Konkani writer Damodar Mauzo’s collection The Wait and Other Stories, translated by Xavier Cota into English, stands out for its simplicity. One might expect it to be about Goa, the region in southwestern Indian where Konkani is spoken. However, the canvas of the storytelling is far wider.
Each story is a meditation upon someone stuck in a dilemma, waiting for a dilemma to be resolved and things to make sense, or just wanting out of a situation. The characters have realities constituted by the fabric of worry. “The Wait” is the opening story, but wait is also the larger theme of the stories: not literally but in the sense of observing what happens as a character (or the reader) sees as events unravel.
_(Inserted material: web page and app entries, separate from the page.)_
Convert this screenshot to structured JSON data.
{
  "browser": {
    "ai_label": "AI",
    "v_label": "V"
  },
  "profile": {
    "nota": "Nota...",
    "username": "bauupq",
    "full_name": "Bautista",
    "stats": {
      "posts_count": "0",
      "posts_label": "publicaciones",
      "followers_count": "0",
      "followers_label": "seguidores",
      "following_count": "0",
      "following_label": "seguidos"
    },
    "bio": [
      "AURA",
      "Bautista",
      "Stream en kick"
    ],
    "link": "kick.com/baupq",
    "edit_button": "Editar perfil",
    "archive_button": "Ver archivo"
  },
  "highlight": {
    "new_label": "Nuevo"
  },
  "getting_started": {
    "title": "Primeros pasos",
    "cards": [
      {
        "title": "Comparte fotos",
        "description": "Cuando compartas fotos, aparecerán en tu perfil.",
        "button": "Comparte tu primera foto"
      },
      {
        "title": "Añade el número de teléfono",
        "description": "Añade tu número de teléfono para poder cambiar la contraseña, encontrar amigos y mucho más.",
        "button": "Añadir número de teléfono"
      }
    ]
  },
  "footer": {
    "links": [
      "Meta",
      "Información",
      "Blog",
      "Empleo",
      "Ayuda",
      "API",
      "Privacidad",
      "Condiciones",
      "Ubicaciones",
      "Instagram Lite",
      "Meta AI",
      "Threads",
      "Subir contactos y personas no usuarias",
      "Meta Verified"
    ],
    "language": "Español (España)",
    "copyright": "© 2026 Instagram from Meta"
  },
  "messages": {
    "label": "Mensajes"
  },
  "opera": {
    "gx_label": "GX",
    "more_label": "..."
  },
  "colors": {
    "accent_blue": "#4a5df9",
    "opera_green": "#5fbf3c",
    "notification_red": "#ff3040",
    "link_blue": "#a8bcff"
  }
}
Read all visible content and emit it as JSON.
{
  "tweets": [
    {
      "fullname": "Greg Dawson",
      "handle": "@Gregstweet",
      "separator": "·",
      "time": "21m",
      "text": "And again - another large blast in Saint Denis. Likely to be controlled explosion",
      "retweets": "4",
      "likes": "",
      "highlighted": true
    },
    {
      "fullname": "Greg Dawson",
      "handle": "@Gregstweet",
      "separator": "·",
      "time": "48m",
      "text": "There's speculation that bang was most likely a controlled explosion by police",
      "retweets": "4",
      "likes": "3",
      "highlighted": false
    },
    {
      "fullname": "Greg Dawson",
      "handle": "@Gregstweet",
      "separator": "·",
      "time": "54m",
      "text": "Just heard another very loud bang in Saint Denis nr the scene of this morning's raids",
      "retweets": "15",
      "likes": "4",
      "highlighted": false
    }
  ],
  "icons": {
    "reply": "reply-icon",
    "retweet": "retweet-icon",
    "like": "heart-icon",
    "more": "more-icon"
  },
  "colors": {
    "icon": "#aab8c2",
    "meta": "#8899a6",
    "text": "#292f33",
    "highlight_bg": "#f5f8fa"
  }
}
In “The Wait”, a young man hides as he waits for a couple making out in a public place to leave the premises. That wait is also a wait to be reunited with his girlfriend whom he wants to marry. In “Burger”, the adolescent girl, a Christian, dreads what will happen to her friendship with a Hindu girl whom she has accidentally fed a beef burger. These are characters going back and forth in their heads obsessing over what has happened and what it will lead to. In “I Haven’t Tied My Shoelace”, the writer recalls his previous love-interests as he ties his shoelace while he thinks about composing a short story due to his editor. The adulterous wife in “The Next, Balkrishna” suffers because she is not sure whether the new born baby is her husband’s or not.
Readers wait as well to see what happens to characters seemingly unaware of the consequences of their actions. For instance, in “Yasin, Austin, Yatin”, readers wait for the protagonist, the driver going around with three names (and thereby donning the three religious identities and affiliations depending on the religious identity of his client) to see if he ever gets caught in his own trap. In another story,the only educated person in his village goes around saying that other villagers’ personal lives and even the rising communal tensions among people are none of his business. The story ends with a horrible turn of events: his indifference to society, symbolic of everyone else’s, has led to a murder of an innocent Muslim character wrongly accused of slaughtering a cow, sacred to Hindus. The readers can see it coming:
I understood everything perfectly. I don’t know what had happened. I don’t know if Ghani had taken the cow to tend to her wounds… Ghani… Shaba.. They are both the same to me… Truly, I must say, I do not interfere in anybody’s affairs.
It’s not my business.
One of the more interesting stories is “Gentleman Thief”. A writer is visited by a burglar. The thief steals his manuscript and the writer has go back with him to have it back:
‘Tell me now. Do you have the file or no? And what business do you have here?’
‘I teach here.’
‘What do you teach? Burglary?’
‘But … you are a …’
‘Can’t writers and teachers be thieves? So what is wrong if thieves teach literature?’
Mauzo’s stories are a pleasure to read. Barring a couple of stories, the volume makes for light reading,- sometimes with a little bit of the cultural world Goa in its background, but generally with a preoccupation with the mental world dwelling upon everyday reality.